BEGIN Records supplied
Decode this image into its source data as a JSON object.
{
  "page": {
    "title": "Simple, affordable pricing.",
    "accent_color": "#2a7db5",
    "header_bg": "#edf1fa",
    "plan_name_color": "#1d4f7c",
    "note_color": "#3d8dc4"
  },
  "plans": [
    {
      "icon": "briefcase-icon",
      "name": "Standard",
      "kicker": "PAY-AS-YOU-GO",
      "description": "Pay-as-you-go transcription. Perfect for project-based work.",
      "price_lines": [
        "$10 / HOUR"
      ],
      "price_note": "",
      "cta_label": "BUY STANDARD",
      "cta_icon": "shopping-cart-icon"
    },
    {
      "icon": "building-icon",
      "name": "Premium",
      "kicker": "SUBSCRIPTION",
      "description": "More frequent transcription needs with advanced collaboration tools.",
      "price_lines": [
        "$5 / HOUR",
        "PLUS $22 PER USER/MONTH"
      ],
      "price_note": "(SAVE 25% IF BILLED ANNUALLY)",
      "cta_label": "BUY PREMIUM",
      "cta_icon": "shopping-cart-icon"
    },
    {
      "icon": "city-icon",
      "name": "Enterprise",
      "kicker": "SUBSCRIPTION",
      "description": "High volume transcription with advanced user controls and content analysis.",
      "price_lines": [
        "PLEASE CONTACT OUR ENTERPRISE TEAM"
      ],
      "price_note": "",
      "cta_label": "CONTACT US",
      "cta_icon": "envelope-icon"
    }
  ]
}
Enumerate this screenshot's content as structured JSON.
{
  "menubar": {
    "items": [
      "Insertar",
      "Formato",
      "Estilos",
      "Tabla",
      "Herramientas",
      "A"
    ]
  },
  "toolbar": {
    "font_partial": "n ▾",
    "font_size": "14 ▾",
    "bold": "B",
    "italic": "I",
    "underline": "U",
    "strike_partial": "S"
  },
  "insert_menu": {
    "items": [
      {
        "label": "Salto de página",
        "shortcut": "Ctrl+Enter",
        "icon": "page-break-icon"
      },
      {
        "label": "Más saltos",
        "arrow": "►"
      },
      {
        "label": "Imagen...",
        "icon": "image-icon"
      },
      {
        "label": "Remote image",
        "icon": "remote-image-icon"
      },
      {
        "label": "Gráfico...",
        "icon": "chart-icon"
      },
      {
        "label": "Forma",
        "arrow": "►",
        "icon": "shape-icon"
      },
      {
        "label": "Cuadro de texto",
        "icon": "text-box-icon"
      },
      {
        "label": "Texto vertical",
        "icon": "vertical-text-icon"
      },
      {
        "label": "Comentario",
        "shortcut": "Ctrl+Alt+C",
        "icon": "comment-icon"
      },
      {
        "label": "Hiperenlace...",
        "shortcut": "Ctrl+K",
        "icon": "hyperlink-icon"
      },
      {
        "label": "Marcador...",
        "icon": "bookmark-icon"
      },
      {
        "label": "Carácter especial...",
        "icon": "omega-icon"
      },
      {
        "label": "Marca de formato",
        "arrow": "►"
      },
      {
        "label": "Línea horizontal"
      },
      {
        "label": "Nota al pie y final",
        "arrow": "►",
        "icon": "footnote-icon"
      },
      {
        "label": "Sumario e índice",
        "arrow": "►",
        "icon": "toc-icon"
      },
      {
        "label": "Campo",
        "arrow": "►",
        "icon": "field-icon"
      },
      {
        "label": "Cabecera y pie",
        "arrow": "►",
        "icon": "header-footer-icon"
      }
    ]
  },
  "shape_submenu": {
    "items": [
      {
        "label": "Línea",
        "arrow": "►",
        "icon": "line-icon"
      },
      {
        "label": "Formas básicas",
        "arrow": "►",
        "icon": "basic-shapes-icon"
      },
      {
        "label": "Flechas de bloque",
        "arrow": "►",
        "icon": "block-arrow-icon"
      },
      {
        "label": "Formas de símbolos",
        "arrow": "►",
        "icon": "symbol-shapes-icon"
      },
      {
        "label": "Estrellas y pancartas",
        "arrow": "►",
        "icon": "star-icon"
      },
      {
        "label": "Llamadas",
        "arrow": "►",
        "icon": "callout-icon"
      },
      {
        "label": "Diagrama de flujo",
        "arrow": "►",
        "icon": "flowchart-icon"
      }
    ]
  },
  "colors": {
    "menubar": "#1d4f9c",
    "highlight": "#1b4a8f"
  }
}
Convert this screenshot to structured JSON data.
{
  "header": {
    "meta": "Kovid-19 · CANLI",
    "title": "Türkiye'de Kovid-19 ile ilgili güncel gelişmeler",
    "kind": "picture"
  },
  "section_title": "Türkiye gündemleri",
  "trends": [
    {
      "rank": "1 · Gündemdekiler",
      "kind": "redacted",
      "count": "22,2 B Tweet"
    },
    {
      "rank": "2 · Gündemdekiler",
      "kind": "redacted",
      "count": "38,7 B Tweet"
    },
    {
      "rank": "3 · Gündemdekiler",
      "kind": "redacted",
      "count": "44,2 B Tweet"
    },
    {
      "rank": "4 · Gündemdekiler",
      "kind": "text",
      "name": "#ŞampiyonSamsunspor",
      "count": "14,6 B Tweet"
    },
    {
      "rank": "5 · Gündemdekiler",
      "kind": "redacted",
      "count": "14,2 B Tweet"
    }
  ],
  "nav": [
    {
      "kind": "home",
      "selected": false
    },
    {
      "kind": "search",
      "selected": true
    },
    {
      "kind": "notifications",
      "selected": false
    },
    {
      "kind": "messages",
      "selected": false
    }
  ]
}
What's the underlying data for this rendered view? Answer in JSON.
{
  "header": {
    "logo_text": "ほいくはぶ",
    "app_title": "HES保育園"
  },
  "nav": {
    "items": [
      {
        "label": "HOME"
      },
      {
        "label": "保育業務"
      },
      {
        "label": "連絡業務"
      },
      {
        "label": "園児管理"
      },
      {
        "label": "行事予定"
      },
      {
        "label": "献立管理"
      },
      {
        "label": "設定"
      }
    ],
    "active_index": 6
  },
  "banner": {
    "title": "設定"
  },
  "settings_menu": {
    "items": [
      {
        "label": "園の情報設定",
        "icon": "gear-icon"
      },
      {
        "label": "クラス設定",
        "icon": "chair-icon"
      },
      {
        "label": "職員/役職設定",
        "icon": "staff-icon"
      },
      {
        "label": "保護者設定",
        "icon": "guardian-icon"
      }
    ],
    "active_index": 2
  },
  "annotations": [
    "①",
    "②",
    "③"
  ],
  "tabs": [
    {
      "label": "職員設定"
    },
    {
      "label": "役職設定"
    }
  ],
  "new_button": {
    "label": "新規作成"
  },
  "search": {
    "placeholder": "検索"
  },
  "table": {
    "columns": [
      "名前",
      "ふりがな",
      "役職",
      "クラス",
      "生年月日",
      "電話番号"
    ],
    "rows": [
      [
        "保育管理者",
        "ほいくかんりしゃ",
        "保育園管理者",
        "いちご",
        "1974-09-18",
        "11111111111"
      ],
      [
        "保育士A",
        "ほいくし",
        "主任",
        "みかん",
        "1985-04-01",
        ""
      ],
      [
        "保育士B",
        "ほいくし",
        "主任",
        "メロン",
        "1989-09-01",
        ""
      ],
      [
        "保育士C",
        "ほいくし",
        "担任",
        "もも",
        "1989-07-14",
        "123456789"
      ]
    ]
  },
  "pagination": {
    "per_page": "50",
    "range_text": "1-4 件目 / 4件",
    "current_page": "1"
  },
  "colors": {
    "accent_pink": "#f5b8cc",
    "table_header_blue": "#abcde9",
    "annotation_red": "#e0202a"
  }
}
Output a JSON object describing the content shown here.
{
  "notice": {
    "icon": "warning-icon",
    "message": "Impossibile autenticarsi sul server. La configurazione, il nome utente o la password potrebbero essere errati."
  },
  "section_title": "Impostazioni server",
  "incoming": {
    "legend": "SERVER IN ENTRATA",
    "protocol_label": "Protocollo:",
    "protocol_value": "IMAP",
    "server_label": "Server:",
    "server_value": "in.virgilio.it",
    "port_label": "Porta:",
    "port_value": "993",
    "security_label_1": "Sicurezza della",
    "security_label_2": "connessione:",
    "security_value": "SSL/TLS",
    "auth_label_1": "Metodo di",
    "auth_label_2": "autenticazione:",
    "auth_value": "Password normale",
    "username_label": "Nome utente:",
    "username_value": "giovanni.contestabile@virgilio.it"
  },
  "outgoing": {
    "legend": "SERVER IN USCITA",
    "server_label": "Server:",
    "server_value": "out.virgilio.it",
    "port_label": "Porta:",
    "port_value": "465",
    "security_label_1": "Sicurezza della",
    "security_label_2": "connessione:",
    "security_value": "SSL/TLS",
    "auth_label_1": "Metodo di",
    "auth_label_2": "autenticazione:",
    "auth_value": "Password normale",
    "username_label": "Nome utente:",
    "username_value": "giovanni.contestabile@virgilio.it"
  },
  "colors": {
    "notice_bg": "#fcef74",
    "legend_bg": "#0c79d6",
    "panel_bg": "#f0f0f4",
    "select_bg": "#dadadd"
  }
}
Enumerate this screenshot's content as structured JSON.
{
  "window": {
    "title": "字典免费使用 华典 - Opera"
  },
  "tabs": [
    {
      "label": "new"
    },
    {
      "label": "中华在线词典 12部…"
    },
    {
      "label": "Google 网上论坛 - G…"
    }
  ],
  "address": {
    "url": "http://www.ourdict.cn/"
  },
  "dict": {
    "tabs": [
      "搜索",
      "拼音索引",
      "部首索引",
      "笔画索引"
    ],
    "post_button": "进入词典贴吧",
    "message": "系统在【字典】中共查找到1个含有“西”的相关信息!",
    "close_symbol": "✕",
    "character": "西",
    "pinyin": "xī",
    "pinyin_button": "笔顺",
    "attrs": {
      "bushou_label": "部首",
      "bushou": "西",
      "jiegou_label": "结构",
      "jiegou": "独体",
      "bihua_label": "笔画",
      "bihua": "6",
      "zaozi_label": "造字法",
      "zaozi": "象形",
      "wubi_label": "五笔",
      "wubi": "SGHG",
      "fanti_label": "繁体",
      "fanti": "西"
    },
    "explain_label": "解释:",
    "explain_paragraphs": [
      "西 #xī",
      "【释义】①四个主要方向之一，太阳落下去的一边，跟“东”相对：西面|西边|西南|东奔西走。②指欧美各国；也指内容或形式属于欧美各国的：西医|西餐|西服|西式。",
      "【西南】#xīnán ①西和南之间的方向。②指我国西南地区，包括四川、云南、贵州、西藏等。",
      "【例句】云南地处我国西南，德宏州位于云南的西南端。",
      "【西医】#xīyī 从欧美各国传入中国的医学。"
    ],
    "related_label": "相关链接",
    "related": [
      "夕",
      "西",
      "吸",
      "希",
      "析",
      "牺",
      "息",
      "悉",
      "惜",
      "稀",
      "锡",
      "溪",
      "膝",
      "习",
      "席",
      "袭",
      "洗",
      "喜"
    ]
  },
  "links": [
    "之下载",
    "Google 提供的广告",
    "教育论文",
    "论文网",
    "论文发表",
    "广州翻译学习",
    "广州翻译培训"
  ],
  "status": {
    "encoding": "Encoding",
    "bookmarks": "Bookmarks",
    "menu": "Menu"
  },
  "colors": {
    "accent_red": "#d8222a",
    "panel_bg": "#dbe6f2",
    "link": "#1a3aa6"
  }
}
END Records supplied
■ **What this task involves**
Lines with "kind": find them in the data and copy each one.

■ **Answer for the task**
    "kind": "picture"
      "kind": "redacted",
      "kind": "redacted",
      "kind": "redacted",
      "kind": "text",
      "kind": "redacted",
      "kind": "home",
      "kind": "search",
      "kind": "notifications",
      "kind": "messages",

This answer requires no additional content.